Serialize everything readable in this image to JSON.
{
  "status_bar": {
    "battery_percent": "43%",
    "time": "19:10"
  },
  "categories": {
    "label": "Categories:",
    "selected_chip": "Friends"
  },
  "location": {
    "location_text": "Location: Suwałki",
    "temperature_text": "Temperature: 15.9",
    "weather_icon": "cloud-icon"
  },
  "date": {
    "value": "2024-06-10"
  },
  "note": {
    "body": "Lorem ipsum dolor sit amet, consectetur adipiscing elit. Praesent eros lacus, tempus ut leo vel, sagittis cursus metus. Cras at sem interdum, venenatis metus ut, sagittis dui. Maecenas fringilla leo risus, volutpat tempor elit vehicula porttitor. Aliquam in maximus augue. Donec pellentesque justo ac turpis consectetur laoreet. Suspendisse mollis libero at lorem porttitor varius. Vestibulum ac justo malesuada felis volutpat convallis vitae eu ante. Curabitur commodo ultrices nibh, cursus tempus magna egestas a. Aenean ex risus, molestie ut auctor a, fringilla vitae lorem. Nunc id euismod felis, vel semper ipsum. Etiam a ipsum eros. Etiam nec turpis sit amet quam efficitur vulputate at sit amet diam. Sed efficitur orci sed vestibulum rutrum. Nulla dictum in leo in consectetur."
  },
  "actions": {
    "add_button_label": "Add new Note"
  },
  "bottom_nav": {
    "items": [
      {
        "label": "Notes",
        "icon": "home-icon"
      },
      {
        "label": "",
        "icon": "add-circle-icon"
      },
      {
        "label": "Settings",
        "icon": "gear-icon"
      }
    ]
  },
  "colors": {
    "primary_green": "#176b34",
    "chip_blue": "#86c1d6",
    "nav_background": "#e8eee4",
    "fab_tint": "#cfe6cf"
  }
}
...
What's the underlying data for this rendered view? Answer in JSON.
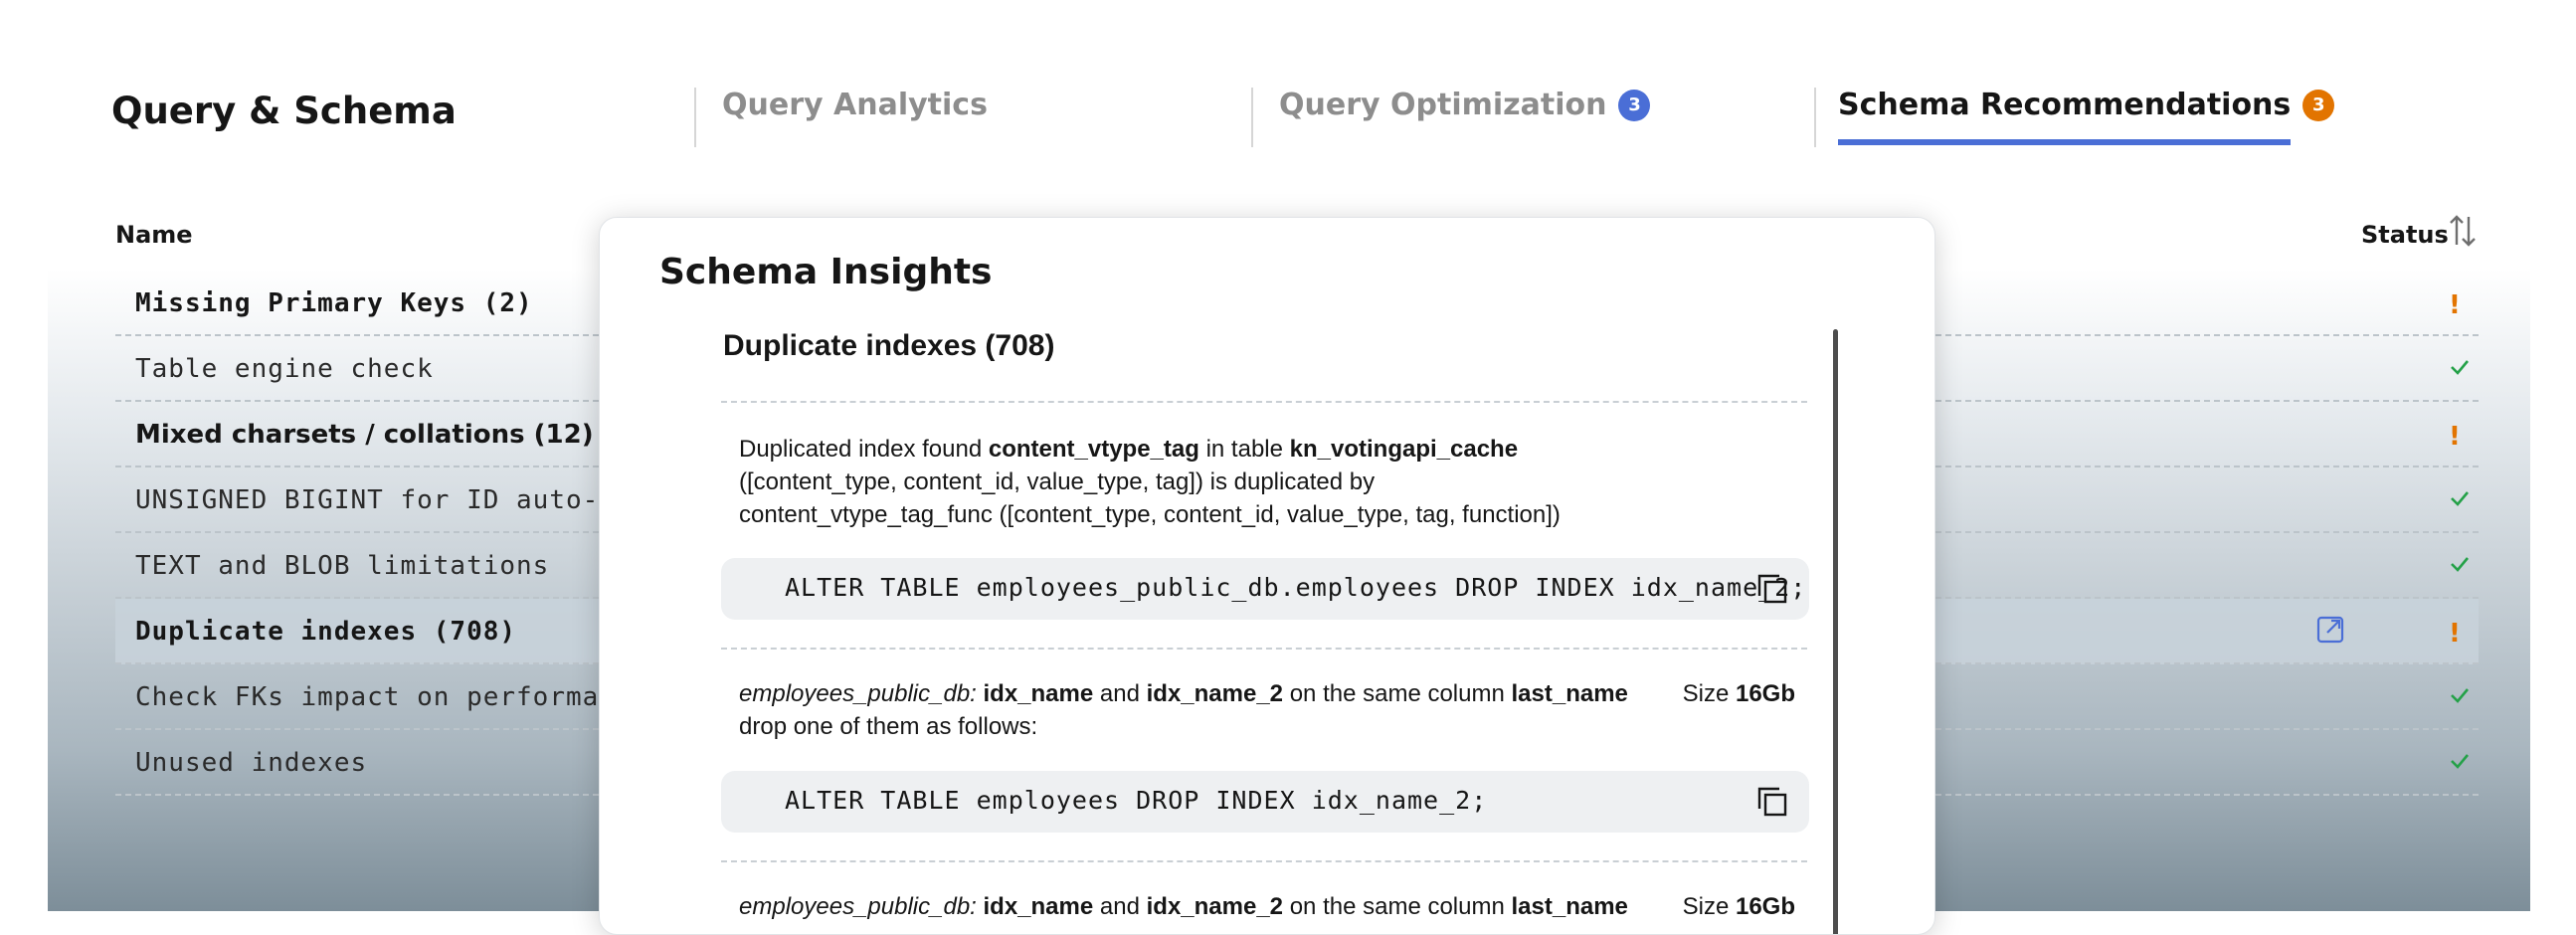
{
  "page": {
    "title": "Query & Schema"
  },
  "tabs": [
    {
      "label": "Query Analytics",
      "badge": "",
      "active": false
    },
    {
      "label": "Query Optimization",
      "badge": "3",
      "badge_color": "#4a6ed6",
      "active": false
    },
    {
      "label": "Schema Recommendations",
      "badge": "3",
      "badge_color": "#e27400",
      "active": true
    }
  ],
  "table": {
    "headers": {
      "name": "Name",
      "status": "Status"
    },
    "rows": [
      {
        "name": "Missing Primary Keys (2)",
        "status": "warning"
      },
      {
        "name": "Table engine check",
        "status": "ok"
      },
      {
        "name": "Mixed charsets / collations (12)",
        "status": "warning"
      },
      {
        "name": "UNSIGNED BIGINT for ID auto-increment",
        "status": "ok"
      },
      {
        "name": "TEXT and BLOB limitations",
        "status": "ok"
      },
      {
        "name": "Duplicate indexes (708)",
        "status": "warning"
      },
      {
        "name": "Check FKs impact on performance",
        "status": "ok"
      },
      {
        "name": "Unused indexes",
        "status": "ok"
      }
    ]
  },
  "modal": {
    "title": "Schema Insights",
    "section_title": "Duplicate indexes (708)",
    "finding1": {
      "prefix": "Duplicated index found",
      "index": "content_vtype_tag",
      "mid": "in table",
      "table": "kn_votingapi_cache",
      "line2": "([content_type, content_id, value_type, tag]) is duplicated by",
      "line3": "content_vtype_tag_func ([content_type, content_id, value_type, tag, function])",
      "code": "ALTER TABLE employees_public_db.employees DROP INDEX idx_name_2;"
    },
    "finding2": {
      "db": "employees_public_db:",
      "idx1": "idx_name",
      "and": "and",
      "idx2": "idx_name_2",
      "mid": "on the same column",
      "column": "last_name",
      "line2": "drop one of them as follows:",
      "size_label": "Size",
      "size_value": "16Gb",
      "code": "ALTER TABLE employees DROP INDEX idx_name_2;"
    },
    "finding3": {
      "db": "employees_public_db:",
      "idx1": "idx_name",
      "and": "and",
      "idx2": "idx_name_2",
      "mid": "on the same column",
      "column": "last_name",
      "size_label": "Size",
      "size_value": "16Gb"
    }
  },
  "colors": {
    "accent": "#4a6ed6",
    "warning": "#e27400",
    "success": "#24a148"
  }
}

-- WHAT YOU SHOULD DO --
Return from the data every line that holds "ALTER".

-- RESPONSE BOX --
      "code": "ALTER TABLE employees_public_db.employees DROP INDEX idx_name_2;"
      "code": "ALTER TABLE employees DROP INDEX idx_name_2;"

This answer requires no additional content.